CO: I agree with you. I'm constantly inspired by the dedication to creating a better world. When it comes to managing stress, I try to find balance in my life, and that includes making it home in time for dinner. That's always the advice I give to people: it's great to have a stopping point in the day. Or, if you're working from home, close your laptop and go have dinner with your family. I try to take time on weekends and during the summer to spend time together as a family. That's an important part of balance for me.

I also believe in exercise and spend a lot of time exercising. My wife and I cycle a lot and try and do active things with our kids. To me, exercise is an important part of living well, managing stress and avoiding burnout.

EE: Who is an influential figure in your life that changed the overall trajectory of where you were at that time?

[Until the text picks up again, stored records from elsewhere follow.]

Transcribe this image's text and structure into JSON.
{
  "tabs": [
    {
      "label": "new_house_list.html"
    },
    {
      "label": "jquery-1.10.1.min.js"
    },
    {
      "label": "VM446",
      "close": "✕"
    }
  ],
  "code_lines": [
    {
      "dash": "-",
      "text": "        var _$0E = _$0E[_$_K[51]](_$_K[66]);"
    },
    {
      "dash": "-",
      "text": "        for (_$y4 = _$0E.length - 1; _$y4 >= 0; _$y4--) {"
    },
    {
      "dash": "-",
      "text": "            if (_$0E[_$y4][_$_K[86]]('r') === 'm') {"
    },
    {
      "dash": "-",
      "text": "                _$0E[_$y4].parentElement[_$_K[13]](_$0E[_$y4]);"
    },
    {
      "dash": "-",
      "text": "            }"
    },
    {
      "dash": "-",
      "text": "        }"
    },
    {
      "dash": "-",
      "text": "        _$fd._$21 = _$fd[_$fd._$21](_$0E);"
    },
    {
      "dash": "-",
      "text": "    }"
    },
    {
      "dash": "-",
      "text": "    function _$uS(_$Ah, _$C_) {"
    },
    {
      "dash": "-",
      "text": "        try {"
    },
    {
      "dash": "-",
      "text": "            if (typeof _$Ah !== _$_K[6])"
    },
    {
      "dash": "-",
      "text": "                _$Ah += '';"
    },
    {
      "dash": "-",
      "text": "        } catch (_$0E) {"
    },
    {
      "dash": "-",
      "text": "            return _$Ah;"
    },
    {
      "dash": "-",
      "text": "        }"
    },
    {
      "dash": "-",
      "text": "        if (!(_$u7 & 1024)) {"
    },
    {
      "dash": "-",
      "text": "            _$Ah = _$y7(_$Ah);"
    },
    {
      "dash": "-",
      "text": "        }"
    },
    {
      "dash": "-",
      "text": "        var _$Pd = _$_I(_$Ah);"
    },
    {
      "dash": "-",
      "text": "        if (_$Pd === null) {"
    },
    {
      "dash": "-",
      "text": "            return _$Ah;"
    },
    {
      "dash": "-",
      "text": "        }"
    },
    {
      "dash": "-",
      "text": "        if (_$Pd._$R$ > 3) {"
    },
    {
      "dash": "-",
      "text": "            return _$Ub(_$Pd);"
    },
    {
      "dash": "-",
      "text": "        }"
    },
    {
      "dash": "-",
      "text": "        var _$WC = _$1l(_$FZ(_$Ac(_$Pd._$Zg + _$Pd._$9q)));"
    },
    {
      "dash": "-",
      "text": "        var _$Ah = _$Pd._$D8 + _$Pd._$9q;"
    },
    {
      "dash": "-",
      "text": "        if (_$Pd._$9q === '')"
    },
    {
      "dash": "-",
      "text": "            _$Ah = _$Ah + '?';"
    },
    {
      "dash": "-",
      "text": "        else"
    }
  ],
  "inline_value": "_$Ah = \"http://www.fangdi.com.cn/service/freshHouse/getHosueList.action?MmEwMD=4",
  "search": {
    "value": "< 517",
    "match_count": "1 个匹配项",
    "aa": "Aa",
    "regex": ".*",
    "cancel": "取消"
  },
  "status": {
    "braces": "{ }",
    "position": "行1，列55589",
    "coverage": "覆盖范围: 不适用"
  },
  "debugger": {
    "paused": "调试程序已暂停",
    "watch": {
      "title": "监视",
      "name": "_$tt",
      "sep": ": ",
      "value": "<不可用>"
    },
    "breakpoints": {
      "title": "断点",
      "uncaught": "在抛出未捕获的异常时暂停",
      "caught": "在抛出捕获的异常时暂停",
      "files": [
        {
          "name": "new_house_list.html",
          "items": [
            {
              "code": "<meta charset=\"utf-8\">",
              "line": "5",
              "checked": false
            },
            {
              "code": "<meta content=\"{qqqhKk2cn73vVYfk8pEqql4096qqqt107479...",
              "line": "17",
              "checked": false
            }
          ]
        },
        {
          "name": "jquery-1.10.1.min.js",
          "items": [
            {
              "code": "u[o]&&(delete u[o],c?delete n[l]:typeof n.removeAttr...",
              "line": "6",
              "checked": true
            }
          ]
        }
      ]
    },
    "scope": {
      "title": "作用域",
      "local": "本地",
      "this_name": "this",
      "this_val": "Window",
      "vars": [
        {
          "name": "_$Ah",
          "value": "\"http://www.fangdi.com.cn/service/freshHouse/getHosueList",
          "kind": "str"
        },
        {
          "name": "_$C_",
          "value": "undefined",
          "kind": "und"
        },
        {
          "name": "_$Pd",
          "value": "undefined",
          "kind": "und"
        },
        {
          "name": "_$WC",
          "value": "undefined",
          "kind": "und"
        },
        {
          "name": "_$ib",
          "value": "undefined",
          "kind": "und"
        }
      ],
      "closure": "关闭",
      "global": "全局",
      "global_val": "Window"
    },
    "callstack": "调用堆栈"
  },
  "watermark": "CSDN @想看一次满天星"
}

CO: That's a really good question. I'd have to say my father. He picked up my family in his early 40s when I was seven and moved us across the country, so that literally changed the trajectory of our lives, and I think for the better.

He was also a big believer in education and insisted that my three sisters and I all go to UBC. He felt that was such an important investment in the next generation. He always emphasized education, and that was hugely beneficial for me, so I try to pass on the benefits of education to others. Invest in yourself.

EE: Speaking of investing in the next generation, what energy innovation do you think will have the biggest impact on the province?

CO: There's been a huge development in the cost and output of renewable resources like wind and solar. It's profoundly changing how power grids are operated, and that is a resource we can draw on here in B.C. It's also a good complement to our hydro system, which is powered by water, as we like to say.

Together, those renewable resources are critical to allowing us to decarbonize energy systems here and throughout the world. Electrification is such a big part of climate action and of meeting the climate targets that we absolutely have to meet, so I think renewable resources represent the future.

EE: What's your favourite thing about BC Hydro? What's made you stay all these years?

CO: I've always felt there was a good fit between my values and the values of the company. Another way of saying that is, "it's the people who embody our values," so it's really all about the people. Our employees are very smart, committed, capable people who relish problem solving and do great work, and that's energizing to be around. I tend to work in the office mostly because I like being around people. And I really enjoy opportunities to work on projects and collaborate.

I also value the public service role we have, and the fact that we're in this together with our customers. They own the place through government and we're here to provide a critical service. This gets reinforced again and again when we manage through extreme weather events like storms, fires, heat and floods. Our customers are so appreciative of the results. The value of our service makes me feel good about working here and is why I've always wanted to stay.

EE: And I heard you have one last question for me?

CO: Yes, I want to hear about how your day has been. What's your experience been like at BC Hydro?

EE: My experience has been very dynamic. With BC Hydro being my utility company, I never expected all this work to be going on behind the scenes with so many people supporting the system that I depend on.

It was so interesting to attend the executive team meeting, to go to Powerex, and to visit the call centre. It's shown me a different world and perspective. It's really made me appreciate all that goes into having light accessible with just the flick of a switch.

CO: And you got to experience our fire alarm, which was unplanned.

EE: Unplanned, but a great source of exercise.

CO: That's great Elshen, thanks for being here today.